*SOURCE MATERIAL*.
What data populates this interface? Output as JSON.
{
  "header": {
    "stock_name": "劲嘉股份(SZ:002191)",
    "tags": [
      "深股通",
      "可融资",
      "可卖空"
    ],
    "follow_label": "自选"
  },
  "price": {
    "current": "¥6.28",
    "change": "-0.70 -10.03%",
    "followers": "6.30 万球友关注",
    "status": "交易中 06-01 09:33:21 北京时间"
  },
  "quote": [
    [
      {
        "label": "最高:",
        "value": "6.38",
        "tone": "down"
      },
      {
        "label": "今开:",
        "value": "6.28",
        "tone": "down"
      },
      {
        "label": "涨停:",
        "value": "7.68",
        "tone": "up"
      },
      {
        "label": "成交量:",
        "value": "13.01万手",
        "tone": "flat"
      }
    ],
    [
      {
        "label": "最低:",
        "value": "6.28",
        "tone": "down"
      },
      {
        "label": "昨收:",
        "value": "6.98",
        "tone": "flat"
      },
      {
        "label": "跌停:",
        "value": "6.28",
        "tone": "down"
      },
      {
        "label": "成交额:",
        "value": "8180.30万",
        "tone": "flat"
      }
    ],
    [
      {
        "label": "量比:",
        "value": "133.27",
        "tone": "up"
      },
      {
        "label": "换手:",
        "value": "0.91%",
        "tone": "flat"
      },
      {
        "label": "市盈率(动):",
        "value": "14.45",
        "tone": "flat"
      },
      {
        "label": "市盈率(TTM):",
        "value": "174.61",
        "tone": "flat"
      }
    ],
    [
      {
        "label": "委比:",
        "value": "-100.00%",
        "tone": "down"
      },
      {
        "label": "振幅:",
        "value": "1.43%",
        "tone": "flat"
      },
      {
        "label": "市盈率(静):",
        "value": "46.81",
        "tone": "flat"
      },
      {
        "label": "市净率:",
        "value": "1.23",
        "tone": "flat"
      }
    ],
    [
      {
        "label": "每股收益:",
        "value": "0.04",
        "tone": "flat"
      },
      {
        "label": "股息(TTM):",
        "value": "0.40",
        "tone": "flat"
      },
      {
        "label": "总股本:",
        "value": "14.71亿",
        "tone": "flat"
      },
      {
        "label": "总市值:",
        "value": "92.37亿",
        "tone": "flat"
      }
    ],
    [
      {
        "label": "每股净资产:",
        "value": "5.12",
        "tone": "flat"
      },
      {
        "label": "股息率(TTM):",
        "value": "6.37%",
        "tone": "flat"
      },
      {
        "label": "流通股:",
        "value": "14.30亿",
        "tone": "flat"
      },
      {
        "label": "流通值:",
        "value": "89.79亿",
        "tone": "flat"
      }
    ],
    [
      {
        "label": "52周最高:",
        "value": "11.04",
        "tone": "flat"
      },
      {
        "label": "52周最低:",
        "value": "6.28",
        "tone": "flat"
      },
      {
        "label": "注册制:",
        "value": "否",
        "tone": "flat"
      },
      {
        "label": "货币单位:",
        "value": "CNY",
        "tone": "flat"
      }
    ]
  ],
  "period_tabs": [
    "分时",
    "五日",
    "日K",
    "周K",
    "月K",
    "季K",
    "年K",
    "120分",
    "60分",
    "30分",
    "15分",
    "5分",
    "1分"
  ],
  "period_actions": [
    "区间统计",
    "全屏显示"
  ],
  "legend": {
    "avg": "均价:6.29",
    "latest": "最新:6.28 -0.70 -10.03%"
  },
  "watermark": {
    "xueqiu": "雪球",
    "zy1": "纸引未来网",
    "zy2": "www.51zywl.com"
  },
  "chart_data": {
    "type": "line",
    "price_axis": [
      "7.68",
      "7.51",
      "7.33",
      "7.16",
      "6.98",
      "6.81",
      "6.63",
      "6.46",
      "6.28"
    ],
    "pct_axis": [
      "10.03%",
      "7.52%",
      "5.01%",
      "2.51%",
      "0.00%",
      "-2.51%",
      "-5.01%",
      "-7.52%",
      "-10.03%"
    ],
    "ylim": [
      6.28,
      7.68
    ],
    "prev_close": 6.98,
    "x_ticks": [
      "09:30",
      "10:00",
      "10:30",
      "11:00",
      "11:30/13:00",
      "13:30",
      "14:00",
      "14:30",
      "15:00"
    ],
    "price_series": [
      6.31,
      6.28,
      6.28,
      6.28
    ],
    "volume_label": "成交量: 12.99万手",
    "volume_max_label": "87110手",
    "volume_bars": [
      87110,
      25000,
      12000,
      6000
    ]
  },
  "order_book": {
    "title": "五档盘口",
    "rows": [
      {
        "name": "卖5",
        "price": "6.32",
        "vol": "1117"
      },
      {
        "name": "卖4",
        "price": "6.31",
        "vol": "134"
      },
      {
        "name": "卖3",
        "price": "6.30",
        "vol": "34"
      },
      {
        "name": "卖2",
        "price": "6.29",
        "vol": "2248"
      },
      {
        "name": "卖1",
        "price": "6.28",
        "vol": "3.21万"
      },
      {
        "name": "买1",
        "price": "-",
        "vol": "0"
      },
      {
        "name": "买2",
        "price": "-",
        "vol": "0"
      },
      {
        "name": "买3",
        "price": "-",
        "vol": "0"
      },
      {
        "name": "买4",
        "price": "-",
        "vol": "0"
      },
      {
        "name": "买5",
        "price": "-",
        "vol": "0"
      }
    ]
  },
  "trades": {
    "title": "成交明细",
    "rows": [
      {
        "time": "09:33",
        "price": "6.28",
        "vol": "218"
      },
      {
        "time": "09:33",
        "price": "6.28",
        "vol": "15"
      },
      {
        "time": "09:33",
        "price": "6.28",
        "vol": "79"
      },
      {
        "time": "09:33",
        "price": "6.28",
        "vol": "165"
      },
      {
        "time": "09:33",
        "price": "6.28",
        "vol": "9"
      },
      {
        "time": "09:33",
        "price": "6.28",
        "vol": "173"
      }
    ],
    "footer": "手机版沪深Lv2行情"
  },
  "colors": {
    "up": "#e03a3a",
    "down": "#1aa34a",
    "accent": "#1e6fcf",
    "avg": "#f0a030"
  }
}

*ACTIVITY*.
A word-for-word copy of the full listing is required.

*RESULT OF THIS TASK*.
What data populates this interface? Output as JSON.
{
  "header": {
    "stock_name": "劲嘉股份(SZ:002191)",
    "tags": [
      "深股通",
      "可融资",
      "可卖空"
    ],
    "follow_label": "自选"
  },
  "price": {
    "current": "¥6.28",
    "change": "-0.70 -10.03%",
    "followers": "6.30 万球友关注",
    "status": "交易中 06-01 09:33:21 北京时间"
  },
  "quote": [
    [
      {
        "label": "最高:",
        "value": "6.38",
        "tone": "down"
      },
      {
        "label": "今开:",
        "value": "6.28",
        "tone": "down"
      },
      {
        "label": "涨停:",
        "value": "7.68",
        "tone": "up"
      },
      {
        "label": "成交量:",
        "value": "13.01万手",
        "tone": "flat"
      }
    ],
    [
      {
        "label": "最低:",
        "value": "6.28",
        "tone": "down"
      },
      {
        "label": "昨收:",
        "value": "6.98",
        "tone": "flat"
      },
      {
        "label": "跌停:",
        "value": "6.28",
        "tone": "down"
      },
      {
        "label": "成交额:",
        "value": "8180.30万",
        "tone": "flat"
      }
    ],
    [
      {
        "label": "量比:",
        "value": "133.27",
        "tone": "up"
      },
      {
        "label": "换手:",
        "value": "0.91%",
        "tone": "flat"
      },
      {
        "label": "市盈率(动):",
        "value": "14.45",
        "tone": "flat"
      },
      {
        "label": "市盈率(TTM):",
        "value": "174.61",
        "tone": "flat"
      }
    ],
    [
      {
        "label": "委比:",
        "value": "-100.00%",
        "tone": "down"
      },
      {
        "label": "振幅:",
        "value": "1.43%",
        "tone": "flat"
      },
      {
        "label": "市盈率(静):",
        "value": "46.81",
        "tone": "flat"
      },
      {
        "label": "市净率:",
        "value": "1.23",
        "tone": "flat"
      }
    ],
    [
      {
        "label": "每股收益:",
        "value": "0.04",
        "tone": "flat"
      },
      {
        "label": "股息(TTM):",
        "value": "0.40",
        "tone": "flat"
      },
      {
        "label": "总股本:",
        "value": "14.71亿",
        "tone": "flat"
      },
      {
        "label": "总市值:",
        "value": "92.37亿",
        "tone": "flat"
      }
    ],
    [
      {
        "label": "每股净资产:",
        "value": "5.12",
        "tone": "flat"
      },
      {
        "label": "股息率(TTM):",
        "value": "6.37%",
        "tone": "flat"
      },
      {
        "label": "流通股:",
        "value": "14.30亿",
        "tone": "flat"
      },
      {
        "label": "流通值:",
        "value": "89.79亿",
        "tone": "flat"
      }
    ],
    [
      {
        "label": "52周最高:",
        "value": "11.04",
        "tone": "flat"
      },
      {
        "label": "52周最低:",
        "value": "6.28",
        "tone": "flat"
      },
      {
        "label": "注册制:",
        "value": "否",
        "tone": "flat"
      },
      {
        "label": "货币单位:",
        "value": "CNY",
        "tone": "flat"
      }
    ]
  ],
  "period_tabs": [
    "分时",
    "五日",
    "日K",
    "周K",
    "月K",
    "季K",
    "年K",
    "120分",
    "60分",
    "30分",
    "15分",
    "5分",
    "1分"
  ],
  "period_actions": [
    "区间统计",
    "全屏显示"
  ],
  "legend": {
    "avg": "均价:6.29",
    "latest": "最新:6.28 -0.70 -10.03%"
  },
  "watermark": {
    "xueqiu": "雪球",
    "zy1": "纸引未来网",
    "zy2": "www.51zywl.com"
  },
  "chart_data": {
    "type": "line",
    "price_axis": [
      "7.68",
      "7.51",
      "7.33",
      "7.16",
      "6.98",
      "6.81",
      "6.63",
      "6.46",
      "6.28"
    ],
    "pct_axis": [
      "10.03%",
      "7.52%",
      "5.01%",
      "2.51%",
      "0.00%",
      "-2.51%",
      "-5.01%",
      "-7.52%",
      "-10.03%"
    ],
    "ylim": [
      6.28,
      7.68
    ],
    "prev_close": 6.98,
    "x_ticks": [
      "09:30",
      "10:00",
      "10:30",
      "11:00",
      "11:30/13:00",
      "13:30",
      "14:00",
      "14:30",
      "15:00"
    ],
    "price_series": [
      6.31,
      6.28,
      6.28,
      6.28
    ],
    "volume_label": "成交量: 12.99万手",
    "volume_max_label": "87110手",
    "volume_bars": [
      87110,
      25000,
      12000,
      6000
    ]
  },
  "order_book": {
    "title": "五档盘口",
    "rows": [
      {
        "name": "卖5",
        "price": "6.32",
        "vol": "1117"
      },
      {
        "name": "卖4",
        "price": "6.31",
        "vol": "134"
      },
      {
        "name": "卖3",
        "price": "6.30",
        "vol": "34"
      },
      {
        "name": "卖2",
        "price": "6.29",
        "vol": "2248"
      },
      {
        "name": "卖1",
        "price": "6.28",
        "vol": "3.21万"
      },
      {
        "name": "买1",
        "price": "-",
        "vol": "0"
      },
      {
        "name": "买2",
        "price": "-",
        "vol": "0"
      },
      {
        "name": "买3",
        "price": "-",
        "vol": "0"
      },
      {
        "name": "买4",
        "price": "-",
        "vol": "0"
      },
      {
        "name": "买5",
        "price": "-",
        "vol": "0"
      }
    ]
  },
  "trades": {
    "title": "成交明细",
    "rows": [
      {
        "time": "09:33",
        "price": "6.28",
        "vol": "218"
      },
      {
        "time": "09:33",
        "price": "6.28",
        "vol": "15"
      },
      {
        "time": "09:33",
        "price": "6.28",
        "vol": "79"
      },
      {
        "time": "09:33",
        "price": "6.28",
        "vol": "165"
      },
      {
        "time": "09:33",
        "price": "6.28",
        "vol": "9"
      },
      {
        "time": "09:33",
        "price": "6.28",
        "vol": "173"
      }
    ],
    "footer": "手机版沪深Lv2行情"
  },
  "colors": {
    "up": "#e03a3a",
    "down": "#1aa34a",
    "accent": "#1e6fcf",
    "avg": "#f0a030"
  }
}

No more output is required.